There is no point Labour blaming “Tory police cuts”. The MPS still rivals the NYPD at over 32,000 officers. The problem seems to be the incredible fluidity and sporadic nature of the rioting – their movements apparently interconnected by regular bulletins to each other via Twitter, Facebook and BlackBerry Messenger. The rabble sense the police are in disarray and this only draws more of them onto the streets, keen to take advantage of the situation and nab themselves a five-fingered discount at Debenhams. That people are essentially prepared to burn down the place they live in order to nick a new pair of trainers or a widescreen plasma TV is depressing in itself but we can leave the whys and wherefores for another time. Right now, the priority for today’s Cobra meeting has to be the question of how to restore order.
First and foremost, the Met need to establish a curfew and enforce it vigorously. There will be no room for bleeding hearts. Anyone breeching the curfew should expect rough justice. There has been some talk about whether or not to deploy water cannons. Somewhat idle talk, at this point, as the Met does not actually possess any water cannons. They would need to be shipped over from Northern Ireland. Acting Commissioner Godwin needs to stop messing about, get on the blower to Chief Constable Baggott at the PSNI, and get the ball moving on that one. Now that our senior politicians have been coaxed back off their holidays, we need strong political leadership from Mr Cameron (and Boris needs to get in front of a camera pronto and knock ‘Red Ken’ off their airways!) unless we are to see an English version of what happened in France in 2007.

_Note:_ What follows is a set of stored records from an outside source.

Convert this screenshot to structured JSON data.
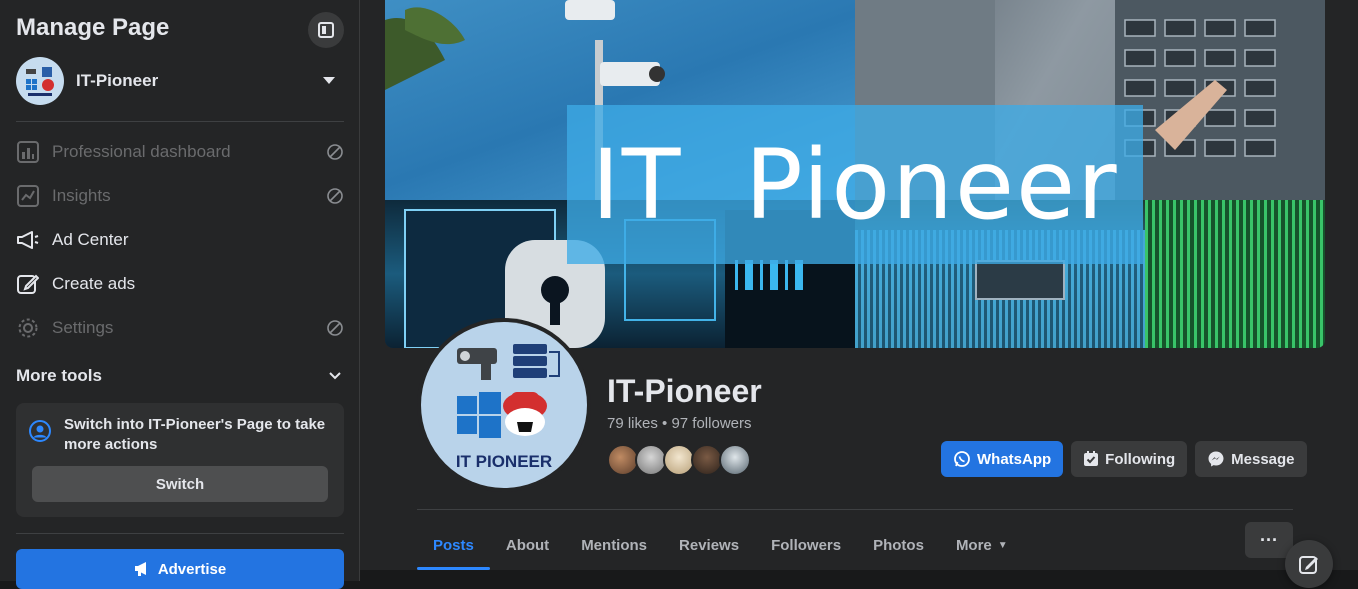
{
  "sidebar": {
    "title": "Manage Page",
    "page_name": "IT-Pioneer",
    "menu": [
      {
        "label": "Professional dashboard",
        "icon": "dashboard-icon",
        "disabled": true
      },
      {
        "label": "Insights",
        "icon": "insights-icon",
        "disabled": true
      },
      {
        "label": "Ad Center",
        "icon": "megaphone-icon",
        "disabled": false
      },
      {
        "label": "Create ads",
        "icon": "pencil-square-icon",
        "disabled": false
      },
      {
        "label": "Settings",
        "icon": "gear-icon",
        "disabled": true
      }
    ],
    "more_tools_label": "More tools",
    "switch_text": "Switch into IT-Pioneer's Page to take more actions",
    "switch_button": "Switch",
    "advertise_button": "Advertise"
  },
  "cover": {
    "banner_text": "IT  Pioneer"
  },
  "profile": {
    "picture_label": "IT PIONEER",
    "name": "IT-Pioneer",
    "stats": "79 likes • 97 followers"
  },
  "actions": {
    "whatsapp": "WhatsApp",
    "following": "Following",
    "message": "Message"
  },
  "tabs": [
    "Posts",
    "About",
    "Mentions",
    "Reviews",
    "Followers",
    "Photos",
    "More"
  ],
  "active_tab": "Posts",
  "colors": {
    "accent": "#2374e1",
    "background": "#242526",
    "text": "#e4e6eb"
  }
}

At the time of typing, the PM has just made a statement outside Downing Street and announced that Parliament will be recalled. The elephant currently occupying the room is the controversial question of whether or not the Army should be used or whether or not it should even be considered. One suspects it is still early days to be speculating about this but that it unlikely to stop people from doing so. Certainly, social networking and the blogosphere are alive with calls for Mr Cameron to do just that. It would certainly relieve pressure on the Met and allow them to regroup.
For my own part, I would still be extremely loath to recommend deploying soldiers to quell the unrest. One might question whether an overstretched Army would be up to the challenge, though I have no doubt they would be. Moreover, apart from the issue of how this would look internationally, there is a principle at stake here: namely, that civilised nations do not use their armed forces against their own people. The idea cannot, however, be entirely discounted. It may be that the rioters will tire themselves out. If, however, the unrest continues into a fourth, fifth or even sixth day then all and any measures, however extreme, will have to be considered no matter how unpalatable they may be.
All eyes are now on the PM and the Home Secretary. The broad mass of the British public will expect a firm and unequivocal response. This is the PM’s first serious challenge. He cannot afford to flunk it.